From a supplier perspective, Dell EMC is leading the private cloud market, followed by Microsoft and HPE, Synergy’s research shows, while on the public cloud-enabling infrastructure side, it is the white-label, original design manufacturers (ODMs) who are ruling the roost.

“ODMs in aggregate account for the largest portion of the public cloud market, with Dell EMC being the leading individual vendor, followed by Cisco and HPE,” said Synergy.

Rising cost of hardware

It is not just the growing demand for private cloud deployments that has caused enterprise spending on datacentre infrastructure to surge. Ongoing component shortages are also driving up the average selling price of kit, which is having an impact too.

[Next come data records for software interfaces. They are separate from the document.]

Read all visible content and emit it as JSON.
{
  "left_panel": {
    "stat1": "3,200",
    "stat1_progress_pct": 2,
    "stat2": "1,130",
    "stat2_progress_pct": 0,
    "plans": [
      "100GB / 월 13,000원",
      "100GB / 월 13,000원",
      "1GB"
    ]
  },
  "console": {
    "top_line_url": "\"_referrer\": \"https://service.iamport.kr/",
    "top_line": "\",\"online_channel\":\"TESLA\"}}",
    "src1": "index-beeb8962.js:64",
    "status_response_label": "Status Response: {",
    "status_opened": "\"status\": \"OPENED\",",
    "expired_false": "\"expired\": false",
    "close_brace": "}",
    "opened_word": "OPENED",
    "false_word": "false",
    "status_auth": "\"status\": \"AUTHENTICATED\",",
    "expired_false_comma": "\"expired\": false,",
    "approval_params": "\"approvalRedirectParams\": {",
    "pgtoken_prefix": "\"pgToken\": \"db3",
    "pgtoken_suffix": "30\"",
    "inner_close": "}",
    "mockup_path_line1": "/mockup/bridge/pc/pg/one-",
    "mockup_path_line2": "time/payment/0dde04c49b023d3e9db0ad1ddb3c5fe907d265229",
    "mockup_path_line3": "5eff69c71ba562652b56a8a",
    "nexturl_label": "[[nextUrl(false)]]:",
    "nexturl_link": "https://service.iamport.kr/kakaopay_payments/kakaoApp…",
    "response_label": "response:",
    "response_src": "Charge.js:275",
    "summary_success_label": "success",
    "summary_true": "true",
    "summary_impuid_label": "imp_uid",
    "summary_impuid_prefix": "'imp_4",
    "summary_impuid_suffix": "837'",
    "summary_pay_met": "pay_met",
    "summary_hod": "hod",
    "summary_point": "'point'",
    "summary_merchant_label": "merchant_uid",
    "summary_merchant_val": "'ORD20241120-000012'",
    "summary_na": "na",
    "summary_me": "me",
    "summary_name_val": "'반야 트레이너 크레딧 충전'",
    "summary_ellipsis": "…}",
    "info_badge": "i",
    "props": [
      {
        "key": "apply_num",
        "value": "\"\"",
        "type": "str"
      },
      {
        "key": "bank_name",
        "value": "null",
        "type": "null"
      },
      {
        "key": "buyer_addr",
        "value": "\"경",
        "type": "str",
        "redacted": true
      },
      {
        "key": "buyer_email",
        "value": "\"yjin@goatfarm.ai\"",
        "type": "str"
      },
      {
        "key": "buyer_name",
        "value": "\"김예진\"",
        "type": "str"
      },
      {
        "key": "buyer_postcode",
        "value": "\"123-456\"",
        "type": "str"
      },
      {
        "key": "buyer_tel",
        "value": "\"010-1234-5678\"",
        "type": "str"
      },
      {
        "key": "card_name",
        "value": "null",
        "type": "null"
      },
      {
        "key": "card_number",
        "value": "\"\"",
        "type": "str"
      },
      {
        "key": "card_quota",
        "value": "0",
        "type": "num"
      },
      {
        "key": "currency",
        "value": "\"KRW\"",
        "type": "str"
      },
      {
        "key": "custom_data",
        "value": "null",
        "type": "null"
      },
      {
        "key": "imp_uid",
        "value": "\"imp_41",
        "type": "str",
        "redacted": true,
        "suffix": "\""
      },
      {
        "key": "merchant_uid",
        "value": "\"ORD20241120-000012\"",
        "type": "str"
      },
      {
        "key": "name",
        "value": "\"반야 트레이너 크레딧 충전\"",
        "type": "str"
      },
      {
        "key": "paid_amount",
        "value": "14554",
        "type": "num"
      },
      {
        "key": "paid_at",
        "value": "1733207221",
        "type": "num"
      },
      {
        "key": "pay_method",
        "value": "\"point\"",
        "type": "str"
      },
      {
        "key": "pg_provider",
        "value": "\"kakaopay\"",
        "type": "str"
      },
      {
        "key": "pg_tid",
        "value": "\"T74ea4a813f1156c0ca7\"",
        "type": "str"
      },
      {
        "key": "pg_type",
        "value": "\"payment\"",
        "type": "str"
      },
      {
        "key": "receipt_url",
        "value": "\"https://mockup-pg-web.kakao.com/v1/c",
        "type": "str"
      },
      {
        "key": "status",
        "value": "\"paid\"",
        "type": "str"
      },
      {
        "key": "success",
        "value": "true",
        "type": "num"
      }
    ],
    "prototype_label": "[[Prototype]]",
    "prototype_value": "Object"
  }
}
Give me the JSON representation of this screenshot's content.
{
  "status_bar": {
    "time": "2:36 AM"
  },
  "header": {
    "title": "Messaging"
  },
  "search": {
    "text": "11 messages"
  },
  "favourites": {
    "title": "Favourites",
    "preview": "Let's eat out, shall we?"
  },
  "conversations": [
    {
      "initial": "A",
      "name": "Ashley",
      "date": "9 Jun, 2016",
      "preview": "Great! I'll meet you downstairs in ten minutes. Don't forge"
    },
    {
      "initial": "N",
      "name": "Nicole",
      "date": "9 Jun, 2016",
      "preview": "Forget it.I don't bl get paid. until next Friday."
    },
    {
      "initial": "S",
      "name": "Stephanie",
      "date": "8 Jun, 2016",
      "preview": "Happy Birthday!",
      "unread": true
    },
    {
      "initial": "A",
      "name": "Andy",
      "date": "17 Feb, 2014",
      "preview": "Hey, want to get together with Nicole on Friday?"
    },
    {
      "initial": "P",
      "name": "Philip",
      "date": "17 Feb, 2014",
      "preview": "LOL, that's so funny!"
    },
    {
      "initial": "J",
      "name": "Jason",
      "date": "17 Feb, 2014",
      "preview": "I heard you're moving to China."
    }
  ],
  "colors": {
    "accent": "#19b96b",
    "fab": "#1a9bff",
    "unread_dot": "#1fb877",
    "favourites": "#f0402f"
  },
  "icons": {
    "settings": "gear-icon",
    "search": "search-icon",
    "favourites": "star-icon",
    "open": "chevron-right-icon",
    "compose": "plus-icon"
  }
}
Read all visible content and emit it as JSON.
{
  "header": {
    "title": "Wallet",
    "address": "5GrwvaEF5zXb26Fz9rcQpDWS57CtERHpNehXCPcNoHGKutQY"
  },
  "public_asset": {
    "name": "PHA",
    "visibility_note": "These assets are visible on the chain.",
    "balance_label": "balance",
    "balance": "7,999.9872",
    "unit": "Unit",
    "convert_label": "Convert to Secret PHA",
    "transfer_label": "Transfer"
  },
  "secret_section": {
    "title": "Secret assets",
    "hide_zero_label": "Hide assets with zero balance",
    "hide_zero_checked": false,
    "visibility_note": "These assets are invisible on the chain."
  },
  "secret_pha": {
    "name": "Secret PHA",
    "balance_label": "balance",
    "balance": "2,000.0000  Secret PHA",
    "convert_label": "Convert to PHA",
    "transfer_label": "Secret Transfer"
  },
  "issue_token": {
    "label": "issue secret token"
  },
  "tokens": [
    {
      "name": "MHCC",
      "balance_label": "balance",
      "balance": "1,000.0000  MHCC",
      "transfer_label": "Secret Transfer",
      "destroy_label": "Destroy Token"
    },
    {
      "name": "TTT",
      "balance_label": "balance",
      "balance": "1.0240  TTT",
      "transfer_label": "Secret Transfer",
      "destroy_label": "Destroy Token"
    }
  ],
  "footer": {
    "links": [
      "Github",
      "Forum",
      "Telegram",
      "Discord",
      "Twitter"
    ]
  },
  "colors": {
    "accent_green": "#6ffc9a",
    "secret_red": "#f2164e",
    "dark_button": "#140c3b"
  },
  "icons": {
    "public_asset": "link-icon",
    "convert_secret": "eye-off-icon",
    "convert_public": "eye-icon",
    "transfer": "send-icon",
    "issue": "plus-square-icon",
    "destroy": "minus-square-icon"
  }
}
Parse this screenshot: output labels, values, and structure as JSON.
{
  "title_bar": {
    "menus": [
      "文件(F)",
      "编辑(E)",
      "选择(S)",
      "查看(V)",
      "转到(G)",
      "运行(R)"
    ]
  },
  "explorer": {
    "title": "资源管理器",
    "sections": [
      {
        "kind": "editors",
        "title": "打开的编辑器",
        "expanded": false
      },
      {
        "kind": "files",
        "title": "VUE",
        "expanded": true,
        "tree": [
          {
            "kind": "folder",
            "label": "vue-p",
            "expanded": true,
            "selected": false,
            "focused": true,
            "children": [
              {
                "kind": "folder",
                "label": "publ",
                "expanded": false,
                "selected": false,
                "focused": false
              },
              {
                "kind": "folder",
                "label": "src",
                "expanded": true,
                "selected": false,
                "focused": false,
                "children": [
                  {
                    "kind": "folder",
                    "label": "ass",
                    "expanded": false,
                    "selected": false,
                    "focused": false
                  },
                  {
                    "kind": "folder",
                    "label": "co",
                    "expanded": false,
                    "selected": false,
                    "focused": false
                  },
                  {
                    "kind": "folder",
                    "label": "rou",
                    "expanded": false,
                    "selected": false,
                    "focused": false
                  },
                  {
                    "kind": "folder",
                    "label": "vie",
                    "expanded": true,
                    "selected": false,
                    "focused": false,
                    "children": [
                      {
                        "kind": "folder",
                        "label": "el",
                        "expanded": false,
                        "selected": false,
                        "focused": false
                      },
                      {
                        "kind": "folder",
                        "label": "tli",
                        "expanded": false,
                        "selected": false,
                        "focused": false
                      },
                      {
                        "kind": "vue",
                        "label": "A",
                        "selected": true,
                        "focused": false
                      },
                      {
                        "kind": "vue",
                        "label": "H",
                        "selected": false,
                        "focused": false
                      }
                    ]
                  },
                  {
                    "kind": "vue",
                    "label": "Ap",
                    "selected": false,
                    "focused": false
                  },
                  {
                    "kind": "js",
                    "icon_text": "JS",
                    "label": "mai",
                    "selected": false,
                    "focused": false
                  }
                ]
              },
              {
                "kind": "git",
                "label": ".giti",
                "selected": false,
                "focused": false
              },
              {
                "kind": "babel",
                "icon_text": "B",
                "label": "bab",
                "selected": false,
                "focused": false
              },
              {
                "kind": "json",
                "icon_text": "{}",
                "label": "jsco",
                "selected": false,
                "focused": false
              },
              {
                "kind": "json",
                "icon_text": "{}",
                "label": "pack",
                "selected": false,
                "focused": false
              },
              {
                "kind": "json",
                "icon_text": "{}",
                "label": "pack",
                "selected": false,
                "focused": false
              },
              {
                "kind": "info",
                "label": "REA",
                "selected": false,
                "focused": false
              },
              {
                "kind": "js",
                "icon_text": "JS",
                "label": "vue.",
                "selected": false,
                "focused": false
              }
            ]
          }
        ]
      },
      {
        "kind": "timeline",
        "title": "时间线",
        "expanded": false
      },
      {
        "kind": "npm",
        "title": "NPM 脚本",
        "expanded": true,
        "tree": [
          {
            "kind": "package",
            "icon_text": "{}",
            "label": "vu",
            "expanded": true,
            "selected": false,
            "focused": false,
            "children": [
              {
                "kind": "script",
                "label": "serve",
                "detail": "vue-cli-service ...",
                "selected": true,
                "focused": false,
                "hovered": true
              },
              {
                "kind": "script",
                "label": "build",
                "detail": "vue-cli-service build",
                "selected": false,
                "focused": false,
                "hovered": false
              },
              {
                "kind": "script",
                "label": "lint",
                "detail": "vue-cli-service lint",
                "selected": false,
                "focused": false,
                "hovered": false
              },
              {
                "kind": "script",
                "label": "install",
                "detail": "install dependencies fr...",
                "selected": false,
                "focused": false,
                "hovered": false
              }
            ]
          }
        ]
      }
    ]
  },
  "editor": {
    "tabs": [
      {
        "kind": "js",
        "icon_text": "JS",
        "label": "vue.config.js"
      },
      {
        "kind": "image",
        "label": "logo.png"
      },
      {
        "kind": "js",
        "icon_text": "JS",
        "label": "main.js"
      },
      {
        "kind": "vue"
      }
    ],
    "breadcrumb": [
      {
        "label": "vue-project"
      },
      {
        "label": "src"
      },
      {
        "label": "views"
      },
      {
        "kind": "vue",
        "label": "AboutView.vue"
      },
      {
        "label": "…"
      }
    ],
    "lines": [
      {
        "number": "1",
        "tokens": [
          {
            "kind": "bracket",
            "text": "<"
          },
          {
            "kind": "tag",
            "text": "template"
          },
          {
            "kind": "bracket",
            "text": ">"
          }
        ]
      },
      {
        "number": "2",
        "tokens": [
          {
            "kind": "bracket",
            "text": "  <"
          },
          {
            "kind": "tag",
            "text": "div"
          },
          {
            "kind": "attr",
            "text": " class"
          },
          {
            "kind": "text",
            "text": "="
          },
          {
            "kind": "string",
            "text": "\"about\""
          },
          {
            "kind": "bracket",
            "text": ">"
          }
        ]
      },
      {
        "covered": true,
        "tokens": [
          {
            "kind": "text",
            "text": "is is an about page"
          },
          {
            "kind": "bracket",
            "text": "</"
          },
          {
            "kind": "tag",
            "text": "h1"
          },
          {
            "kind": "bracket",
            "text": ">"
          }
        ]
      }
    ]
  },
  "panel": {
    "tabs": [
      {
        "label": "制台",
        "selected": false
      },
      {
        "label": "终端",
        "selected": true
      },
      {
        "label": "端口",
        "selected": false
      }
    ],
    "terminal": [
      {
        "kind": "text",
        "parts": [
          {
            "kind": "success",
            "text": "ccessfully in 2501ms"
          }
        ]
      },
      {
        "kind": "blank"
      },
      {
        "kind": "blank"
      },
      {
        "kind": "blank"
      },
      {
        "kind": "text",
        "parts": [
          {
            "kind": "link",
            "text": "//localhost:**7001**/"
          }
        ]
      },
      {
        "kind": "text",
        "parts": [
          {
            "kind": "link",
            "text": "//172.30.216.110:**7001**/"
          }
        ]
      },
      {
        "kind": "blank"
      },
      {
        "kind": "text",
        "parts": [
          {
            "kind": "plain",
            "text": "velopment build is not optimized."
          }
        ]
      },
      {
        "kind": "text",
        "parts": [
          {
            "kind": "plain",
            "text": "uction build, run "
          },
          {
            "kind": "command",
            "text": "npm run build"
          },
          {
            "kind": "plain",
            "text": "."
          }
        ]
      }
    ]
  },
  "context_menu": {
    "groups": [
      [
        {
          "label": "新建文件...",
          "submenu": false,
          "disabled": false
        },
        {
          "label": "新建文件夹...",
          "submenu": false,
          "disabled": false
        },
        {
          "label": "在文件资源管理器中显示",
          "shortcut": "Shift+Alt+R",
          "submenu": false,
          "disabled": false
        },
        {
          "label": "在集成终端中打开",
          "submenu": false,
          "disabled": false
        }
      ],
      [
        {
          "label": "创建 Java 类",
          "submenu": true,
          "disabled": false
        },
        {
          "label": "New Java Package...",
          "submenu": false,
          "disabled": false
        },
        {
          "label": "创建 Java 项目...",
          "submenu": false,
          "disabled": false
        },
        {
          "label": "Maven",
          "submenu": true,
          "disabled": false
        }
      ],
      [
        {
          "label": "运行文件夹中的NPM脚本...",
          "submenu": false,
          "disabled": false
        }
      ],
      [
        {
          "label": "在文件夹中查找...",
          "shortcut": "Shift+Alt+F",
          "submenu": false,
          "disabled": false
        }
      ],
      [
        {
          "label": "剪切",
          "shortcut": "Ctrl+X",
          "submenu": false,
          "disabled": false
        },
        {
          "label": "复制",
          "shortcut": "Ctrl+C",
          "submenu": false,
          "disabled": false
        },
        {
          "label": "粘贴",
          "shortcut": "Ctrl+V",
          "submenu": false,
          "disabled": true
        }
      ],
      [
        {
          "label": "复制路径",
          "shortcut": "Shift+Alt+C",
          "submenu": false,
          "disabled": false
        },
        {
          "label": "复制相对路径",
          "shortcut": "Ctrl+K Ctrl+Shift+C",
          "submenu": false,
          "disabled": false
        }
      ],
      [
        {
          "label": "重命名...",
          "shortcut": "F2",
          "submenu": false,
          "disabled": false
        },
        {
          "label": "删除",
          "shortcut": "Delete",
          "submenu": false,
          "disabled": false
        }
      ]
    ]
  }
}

It is a trend fellow IT analyst house Gartner has previously flagged as having a dampening effect on server shipments across Europe, the Middle East and Africa (EMEA) in recent quarters, as increased prices have caused some enterprises to delay server refresh projects.

Despite this, and as a direct consequence of the price hikes, the amount of revenue generated by sales of these servers has risen.

In particular, it is the supply of semiconductors, and consequently dynamic random access memory (DRAM), that appears to have hit the datacentre infrastructure market hard in recent months.

Industry watchers have attributed the shortages to a mix of issues, including the explosion in hyperscale cloud datacentres, growing demand for internet-connected devices, and the supply chain disruption caused by a series of mergers and acquisitions in the server component space.

There is also evidence, Synergy said, to suggest enterprises are also buying more expensive datacentre equipment, as they opt for systems that can handle the increasing workload complexities associated with running hybrid cloud environments.